Loki trots slowly through a clearing of spring-growth trees, his caramel color shining against the backdrop of prairie fields and blue skies. His home at Westar Ranch is a picturesque landscape of 110 acres, with white picket fences and horses the color of honey and dark chocolate.
A Norwegian Fjord, Loki’s name means “the mischievous one,” but if you knew about his day job, you’d call him “Saint.” Three days a week, Loki helps individuals with physical, cognitive and emotional disabilities.
“It takes a pretty special horse to do this kind of a job,” says Sandy Jones, founder and director of Free Rein Therapeutic Riding. Dressed in a ball cap and dusty brown boots, Jones is at ease on a horse as she is on two feet.
Her nonprofit organization provides horse-assisted activities to riders with a variety of different ailments, including developmental disabilities, cerebral palsy and autism. In return, the rhythm, movement and personality of the horse gives riders an array of physical, mental and social benefits, Jones says.
Jones was first introduced to using horses for therapy at Little Bit Therapeutic Riding in Woodinville, Wash. There she worked as a physical therapist assistant in hippotherapy — a physical, occupational or language therapy treatment that works with the movement of a horse. Unlike hippotherapy, Jones’ organization practices a recreation sport-riding model — one that emphasizes exercise rather than therapy — for individuals with disabilities.
There is already an established hippotherapy clinic in Spokane at South Hill Physical Therapy. The majority of their riders are physician-referred and come from a core number of local doctors, says Michael Milanoski, general supervisor at South Hill Physical Therapy, although some insurance companies still balk at horse therapy.
“It’s kind of interesting that hippotherapy is still considered experimental, because it’s been practiced for hundreds and hundreds of years,” Milanoski says. “Our referrals come from doctors who have seen its benefits first hand.”
Instead of sitting in saddles, most riders at Free Rein sit on pads allowing the full movement of the horse to transfer to the rider, Jones says. For riders with higher cognitive and physical functioning, the goal is to use props and provide two-step activities. For example, riders are instructed to weave through a set of barrels and stop at a sign.
The activities may seem small, but “it’s amazing how one action can have so many benefits to it,” Jones says. “There is a limited amount of exercise people like this can do, and just sitting up on a horse takes strength.”
Although benefits are unique to each person, Jones says riders generally gain trunk strength, communication skills, the ability to process directions and improved balance. Professionals in the field attribute these benefits to the warmth of the horse, the muscles used in riding and the multidimensional movement and rhythmic gait of a horse that mimics that of humans.
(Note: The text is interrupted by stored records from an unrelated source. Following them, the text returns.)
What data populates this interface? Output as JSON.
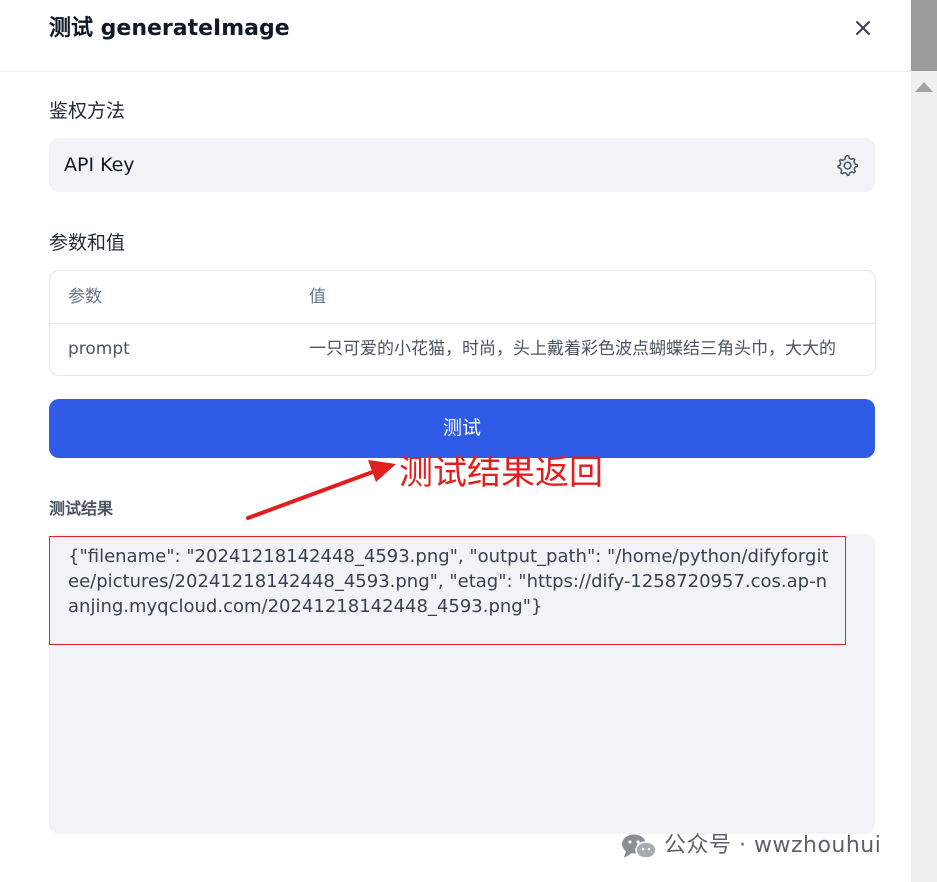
{
  "dialog": {
    "title": "测试 generateImage",
    "close_icon": "close-icon"
  },
  "auth": {
    "label": "鉴权方法",
    "value": "API Key",
    "settings_icon": "gear-icon"
  },
  "params": {
    "label": "参数和值",
    "columns": [
      "参数",
      "值"
    ],
    "rows": [
      {
        "name": "prompt",
        "value": "一只可爱的小花猫，时尚，头上戴着彩色波点蝴蝶结三角头巾，大大的"
      }
    ]
  },
  "test_button": {
    "label": "测试"
  },
  "annotation": {
    "text": "测试结果返回",
    "color": "#e21f1f"
  },
  "result": {
    "label": "测试结果",
    "text": "{\"filename\": \"20241218142448_4593.png\", \"output_path\": \"/home/python/difyforgitee/pictures/20241218142448_4593.png\", \"etag\": \"https://dify-1258720957.cos.ap-nanjing.myqcloud.com/20241218142448_4593.png\"}"
  },
  "watermark": {
    "text": "公众号 · wwzhouhui",
    "icon": "wechat-icon"
  },
  "colors": {
    "primary": "#2f5be7",
    "panel_bg": "#f2f3f6"
  }
}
Jones says Free Rein benefits from having two instructors who are also special education teachers. “It’s not that common to have that level of education in your organization,” Jones says. By incorporating the rider’s classroom goals in their riding goals with each lesson, “it allows us to better serve our riders.”
Molly Coulter’s 18-year-old son, Scott, is the program’s most experienced rider. Cerebral palsy resulted in Scott being deaf and blind, with limited use of his arms and legs. He uses a wheelchair to get around. “Scott’s basically at the bottom of the barrel as far as ability goes,” Coulter says. “But riding has given him the opportunity to do things he couldn’t do before.” Since he began riding, Scott has improved his head control and strengthened his trunk and legs. His mom says his digestive system and his overall basic health have also improved.
At 4-foot-9 and 75 pounds, Scott has to work hard just to stay on the horse with the help of side-walkers who volunteer at Free Rein. But he’ll work as hard as he can to get back up, Coulter says. “Every kid has a love — whether it be baseball or firefighting. This is Scott’s one big thing in life. It’s his chance to shine, and seeing him so happy is good therapy for me.”
The riding is good for Loki, too. He’s happy to do the job so long as he gets nuzzled in the beginning and treats at the end. This connection between horse and rider is something quite powerful, Jones says. She can’t explain it. She only knows that “these horses have a sense or knowledge of what’s going on and what type of person is on their backs.”